== ACTIVITY ==
This task calls for every entry below to be repeated exactly.

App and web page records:
--------------------
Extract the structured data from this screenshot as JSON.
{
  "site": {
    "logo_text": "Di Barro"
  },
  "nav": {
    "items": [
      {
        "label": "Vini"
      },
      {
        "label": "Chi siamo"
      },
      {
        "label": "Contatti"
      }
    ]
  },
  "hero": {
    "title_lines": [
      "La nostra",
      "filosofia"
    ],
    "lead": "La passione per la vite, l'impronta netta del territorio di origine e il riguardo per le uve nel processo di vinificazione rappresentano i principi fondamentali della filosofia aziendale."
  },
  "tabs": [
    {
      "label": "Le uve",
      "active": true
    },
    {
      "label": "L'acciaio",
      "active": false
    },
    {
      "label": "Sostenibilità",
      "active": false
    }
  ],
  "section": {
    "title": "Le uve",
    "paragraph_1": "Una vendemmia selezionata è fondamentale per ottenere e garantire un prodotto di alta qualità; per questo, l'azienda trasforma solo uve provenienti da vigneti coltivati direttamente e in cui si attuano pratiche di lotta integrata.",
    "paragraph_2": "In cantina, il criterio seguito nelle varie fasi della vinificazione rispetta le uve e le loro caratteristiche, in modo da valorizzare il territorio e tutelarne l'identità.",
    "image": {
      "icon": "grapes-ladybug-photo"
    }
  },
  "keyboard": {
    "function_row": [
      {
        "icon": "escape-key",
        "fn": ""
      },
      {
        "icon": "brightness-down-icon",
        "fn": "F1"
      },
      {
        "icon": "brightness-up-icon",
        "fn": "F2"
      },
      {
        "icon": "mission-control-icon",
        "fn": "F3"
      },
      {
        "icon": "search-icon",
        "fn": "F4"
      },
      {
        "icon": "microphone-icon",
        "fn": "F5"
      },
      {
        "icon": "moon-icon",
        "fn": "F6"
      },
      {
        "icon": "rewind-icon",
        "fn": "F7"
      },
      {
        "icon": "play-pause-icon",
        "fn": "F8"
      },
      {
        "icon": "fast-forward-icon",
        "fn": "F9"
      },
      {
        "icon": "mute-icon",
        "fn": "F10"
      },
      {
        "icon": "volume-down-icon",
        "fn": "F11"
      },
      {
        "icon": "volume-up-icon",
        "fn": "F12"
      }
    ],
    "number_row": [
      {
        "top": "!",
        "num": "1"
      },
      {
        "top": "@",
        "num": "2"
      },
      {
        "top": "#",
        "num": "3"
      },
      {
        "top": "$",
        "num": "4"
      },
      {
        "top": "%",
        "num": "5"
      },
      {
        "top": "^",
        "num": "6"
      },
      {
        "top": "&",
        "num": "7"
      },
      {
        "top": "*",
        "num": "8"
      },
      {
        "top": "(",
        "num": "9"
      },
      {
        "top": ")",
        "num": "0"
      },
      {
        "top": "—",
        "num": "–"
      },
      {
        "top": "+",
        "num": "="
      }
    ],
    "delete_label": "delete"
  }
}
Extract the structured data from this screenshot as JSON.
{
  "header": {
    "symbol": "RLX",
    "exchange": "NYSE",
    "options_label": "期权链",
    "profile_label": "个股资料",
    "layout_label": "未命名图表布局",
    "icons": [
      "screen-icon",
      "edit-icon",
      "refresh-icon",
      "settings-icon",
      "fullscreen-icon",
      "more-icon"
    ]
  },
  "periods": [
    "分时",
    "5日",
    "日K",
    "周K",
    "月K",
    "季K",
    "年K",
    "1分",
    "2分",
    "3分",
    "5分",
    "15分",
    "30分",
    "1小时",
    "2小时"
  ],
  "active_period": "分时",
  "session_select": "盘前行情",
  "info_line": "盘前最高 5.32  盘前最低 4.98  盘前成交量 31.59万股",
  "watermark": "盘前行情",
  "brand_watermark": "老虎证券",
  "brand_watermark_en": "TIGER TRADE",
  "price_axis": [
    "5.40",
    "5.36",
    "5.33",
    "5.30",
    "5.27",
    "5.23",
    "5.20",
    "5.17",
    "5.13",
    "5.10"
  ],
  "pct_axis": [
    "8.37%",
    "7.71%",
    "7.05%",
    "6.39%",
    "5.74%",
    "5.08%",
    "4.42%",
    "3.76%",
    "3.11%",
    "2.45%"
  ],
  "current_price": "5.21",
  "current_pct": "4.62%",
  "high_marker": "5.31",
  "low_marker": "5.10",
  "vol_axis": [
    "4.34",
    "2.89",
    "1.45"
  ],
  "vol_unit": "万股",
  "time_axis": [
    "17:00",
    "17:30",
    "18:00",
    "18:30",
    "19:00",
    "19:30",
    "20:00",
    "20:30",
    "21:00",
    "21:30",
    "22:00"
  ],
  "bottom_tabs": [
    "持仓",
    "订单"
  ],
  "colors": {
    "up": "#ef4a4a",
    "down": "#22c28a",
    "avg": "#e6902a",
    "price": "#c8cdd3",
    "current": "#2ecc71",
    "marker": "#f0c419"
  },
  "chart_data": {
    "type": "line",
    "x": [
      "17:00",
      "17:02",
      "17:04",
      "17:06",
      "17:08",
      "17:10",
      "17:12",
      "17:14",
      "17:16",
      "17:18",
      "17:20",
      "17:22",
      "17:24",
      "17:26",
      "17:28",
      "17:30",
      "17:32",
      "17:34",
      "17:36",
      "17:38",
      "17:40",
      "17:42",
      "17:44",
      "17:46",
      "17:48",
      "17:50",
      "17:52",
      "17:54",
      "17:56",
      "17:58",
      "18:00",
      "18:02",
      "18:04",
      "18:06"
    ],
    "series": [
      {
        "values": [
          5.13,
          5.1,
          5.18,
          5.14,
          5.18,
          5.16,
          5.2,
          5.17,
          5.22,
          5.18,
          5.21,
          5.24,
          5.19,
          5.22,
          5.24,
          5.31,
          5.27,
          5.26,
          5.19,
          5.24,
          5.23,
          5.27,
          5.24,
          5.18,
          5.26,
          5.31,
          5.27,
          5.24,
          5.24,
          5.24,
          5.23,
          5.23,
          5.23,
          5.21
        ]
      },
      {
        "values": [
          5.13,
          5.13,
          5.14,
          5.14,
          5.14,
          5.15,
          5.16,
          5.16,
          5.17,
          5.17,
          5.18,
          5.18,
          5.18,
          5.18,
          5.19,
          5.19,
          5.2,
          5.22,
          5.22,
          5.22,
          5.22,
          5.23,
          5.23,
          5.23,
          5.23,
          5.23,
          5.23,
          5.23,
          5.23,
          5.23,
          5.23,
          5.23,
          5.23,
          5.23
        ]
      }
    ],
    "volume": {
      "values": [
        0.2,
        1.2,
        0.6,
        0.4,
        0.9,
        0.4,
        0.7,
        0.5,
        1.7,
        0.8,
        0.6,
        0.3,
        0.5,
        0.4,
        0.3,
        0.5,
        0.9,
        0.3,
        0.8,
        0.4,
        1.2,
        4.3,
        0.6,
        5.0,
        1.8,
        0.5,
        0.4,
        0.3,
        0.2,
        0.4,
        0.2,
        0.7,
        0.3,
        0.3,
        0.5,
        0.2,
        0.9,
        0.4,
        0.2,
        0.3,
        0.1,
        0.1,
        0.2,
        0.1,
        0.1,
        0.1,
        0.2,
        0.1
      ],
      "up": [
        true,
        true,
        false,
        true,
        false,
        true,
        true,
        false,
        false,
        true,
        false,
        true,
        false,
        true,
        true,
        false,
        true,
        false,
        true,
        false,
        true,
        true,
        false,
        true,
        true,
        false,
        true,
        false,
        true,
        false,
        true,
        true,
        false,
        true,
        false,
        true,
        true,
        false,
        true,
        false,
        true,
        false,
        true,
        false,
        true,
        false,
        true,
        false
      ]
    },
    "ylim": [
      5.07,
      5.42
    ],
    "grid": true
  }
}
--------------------
== OUTPUT ==
Extract the structured data from this screenshot as JSON.
{
  "site": {
    "logo_text": "Di Barro"
  },
  "nav": {
    "items": [
      {
        "label": "Vini"
      },
      {
        "label": "Chi siamo"
      },
      {
        "label": "Contatti"
      }
    ]
  },
  "hero": {
    "title_lines": [
      "La nostra",
      "filosofia"
    ],
    "lead": "La passione per la vite, l'impronta netta del territorio di origine e il riguardo per le uve nel processo di vinificazione rappresentano i principi fondamentali della filosofia aziendale."
  },
  "tabs": [
    {
      "label": "Le uve",
      "active": true
    },
    {
      "label": "L'acciaio",
      "active": false
    },
    {
      "label": "Sostenibilità",
      "active": false
    }
  ],
  "section": {
    "title": "Le uve",
    "paragraph_1": "Una vendemmia selezionata è fondamentale per ottenere e garantire un prodotto di alta qualità; per questo, l'azienda trasforma solo uve provenienti da vigneti coltivati direttamente e in cui si attuano pratiche di lotta integrata.",
    "paragraph_2": "In cantina, il criterio seguito nelle varie fasi della vinificazione rispetta le uve e le loro caratteristiche, in modo da valorizzare il territorio e tutelarne l'identità.",
    "image": {
      "icon": "grapes-ladybug-photo"
    }
  },
  "keyboard": {
    "function_row": [
      {
        "icon": "escape-key",
        "fn": ""
      },
      {
        "icon": "brightness-down-icon",
        "fn": "F1"
      },
      {
        "icon": "brightness-up-icon",
        "fn": "F2"
      },
      {
        "icon": "mission-control-icon",
        "fn": "F3"
      },
      {
        "icon": "search-icon",
        "fn": "F4"
      },
      {
        "icon": "microphone-icon",
        "fn": "F5"
      },
      {
        "icon": "moon-icon",
        "fn": "F6"
      },
      {
        "icon": "rewind-icon",
        "fn": "F7"
      },
      {
        "icon": "play-pause-icon",
        "fn": "F8"
      },
      {
        "icon": "fast-forward-icon",
        "fn": "F9"
      },
      {
        "icon": "mute-icon",
        "fn": "F10"
      },
      {
        "icon": "volume-down-icon",
        "fn": "F11"
      },
      {
        "icon": "volume-up-icon",
        "fn": "F12"
      }
    ],
    "number_row": [
      {
        "top": "!",
        "num": "1"
      },
      {
        "top": "@",
        "num": "2"
      },
      {
        "top": "#",
        "num": "3"
      },
      {
        "top": "$",
        "num": "4"
      },
      {
        "top": "%",
        "num": "5"
      },
      {
        "top": "^",
        "num": "6"
      },
      {
        "top": "&",
        "num": "7"
      },
      {
        "top": "*",
        "num": "8"
      },
      {
        "top": "(",
        "num": "9"
      },
      {
        "top": ")",
        "num": "0"
      },
      {
        "top": "—",
        "num": "–"
      },
      {
        "top": "+",
        "num": "="
      }
    ],
    "delete_label": "delete"
  }
}
Extract the structured data from this screenshot as JSON.
{
  "header": {
    "symbol": "RLX",
    "exchange": "NYSE",
    "options_label": "期权链",
    "profile_label": "个股资料",
    "layout_label": "未命名图表布局",
    "icons": [
      "screen-icon",
      "edit-icon",
      "refresh-icon",
      "settings-icon",
      "fullscreen-icon",
      "more-icon"
    ]
  },
  "periods": [
    "分时",
    "5日",
    "日K",
    "周K",
    "月K",
    "季K",
    "年K",
    "1分",
    "2分",
    "3分",
    "5分",
    "15分",
    "30分",
    "1小时",
    "2小时"
  ],
  "active_period": "分时",
  "session_select": "盘前行情",
  "info_line": "盘前最高 5.32  盘前最低 4.98  盘前成交量 31.59万股",
  "watermark": "盘前行情",
  "brand_watermark": "老虎证券",
  "brand_watermark_en": "TIGER TRADE",
  "price_axis": [
    "5.40",
    "5.36",
    "5.33",
    "5.30",
    "5.27",
    "5.23",
    "5.20",
    "5.17",
    "5.13",
    "5.10"
  ],
  "pct_axis": [
    "8.37%",
    "7.71%",
    "7.05%",
    "6.39%",
    "5.74%",
    "5.08%",
    "4.42%",
    "3.76%",
    "3.11%",
    "2.45%"
  ],
  "current_price": "5.21",
  "current_pct": "4.62%",
  "high_marker": "5.31",
  "low_marker": "5.10",
  "vol_axis": [
    "4.34",
    "2.89",
    "1.45"
  ],
  "vol_unit": "万股",
  "time_axis": [
    "17:00",
    "17:30",
    "18:00",
    "18:30",
    "19:00",
    "19:30",
    "20:00",
    "20:30",
    "21:00",
    "21:30",
    "22:00"
  ],
  "bottom_tabs": [
    "持仓",
    "订单"
  ],
  "colors": {
    "up": "#ef4a4a",
    "down": "#22c28a",
    "avg": "#e6902a",
    "price": "#c8cdd3",
    "current": "#2ecc71",
    "marker": "#f0c419"
  },
  "chart_data": {
    "type": "line",
    "x": [
      "17:00",
      "17:02",
      "17:04",
      "17:06",
      "17:08",
      "17:10",
      "17:12",
      "17:14",
      "17:16",
      "17:18",
      "17:20",
      "17:22",
      "17:24",
      "17:26",
      "17:28",
      "17:30",
      "17:32",
      "17:34",
      "17:36",
      "17:38",
      "17:40",
      "17:42",
      "17:44",
      "17:46",
      "17:48",
      "17:50",
      "17:52",
      "17:54",
      "17:56",
      "17:58",
      "18:00",
      "18:02",
      "18:04",
      "18:06"
    ],
    "series": [
      {
        "values": [
          5.13,
          5.1,
          5.18,
          5.14,
          5.18,
          5.16,
          5.2,
          5.17,
          5.22,
          5.18,
          5.21,
          5.24,
          5.19,
          5.22,
          5.24,
          5.31,
          5.27,
          5.26,
          5.19,
          5.24,
          5.23,
          5.27,
          5.24,
          5.18,
          5.26,
          5.31,
          5.27,
          5.24,
          5.24,
          5.24,
          5.23,
          5.23,
          5.23,
          5.21
        ]
      },
      {
        "values": [
          5.13,
          5.13,
          5.14,
          5.14,
          5.14,
          5.15,
          5.16,
          5.16,
          5.17,
          5.17,
          5.18,
          5.18,
          5.18,
          5.18,
          5.19,
          5.19,
          5.2,
          5.22,
          5.22,
          5.22,
          5.22,
          5.23,
          5.23,
          5.23,
          5.23,
          5.23,
          5.23,
          5.23,
          5.23,
          5.23,
          5.23,
          5.23,
          5.23,
          5.23
        ]
      }
    ],
    "volume": {
      "values": [
        0.2,
        1.2,
        0.6,
        0.4,
        0.9,
        0.4,
        0.7,
        0.5,
        1.7,
        0.8,
        0.6,
        0.3,
        0.5,
        0.4,
        0.3,
        0.5,
        0.9,
        0.3,
        0.8,
        0.4,
        1.2,
        4.3,
        0.6,
        5.0,
        1.8,
        0.5,
        0.4,
        0.3,
        0.2,
        0.4,
        0.2,
        0.7,
        0.3,
        0.3,
        0.5,
        0.2,
        0.9,
        0.4,
        0.2,
        0.3,
        0.1,
        0.1,
        0.2,
        0.1,
        0.1,
        0.1,
        0.2,
        0.1
      ],
      "up": [
        true,
        true,
        false,
        true,
        false,
        true,
        true,
        false,
        false,
        true,
        false,
        true,
        false,
        true,
        true,
        false,
        true,
        false,
        true,
        false,
        true,
        true,
        false,
        true,
        true,
        false,
        true,
        false,
        true,
        false,
        true,
        true,
        false,
        true,
        false,
        true,
        true,
        false,
        true,
        false,
        true,
        false,
        true,
        false,
        true,
        false,
        true,
        false
      ]
    },
    "ylim": [
      5.07,
      5.42
    ],
    "grid": true
  }
}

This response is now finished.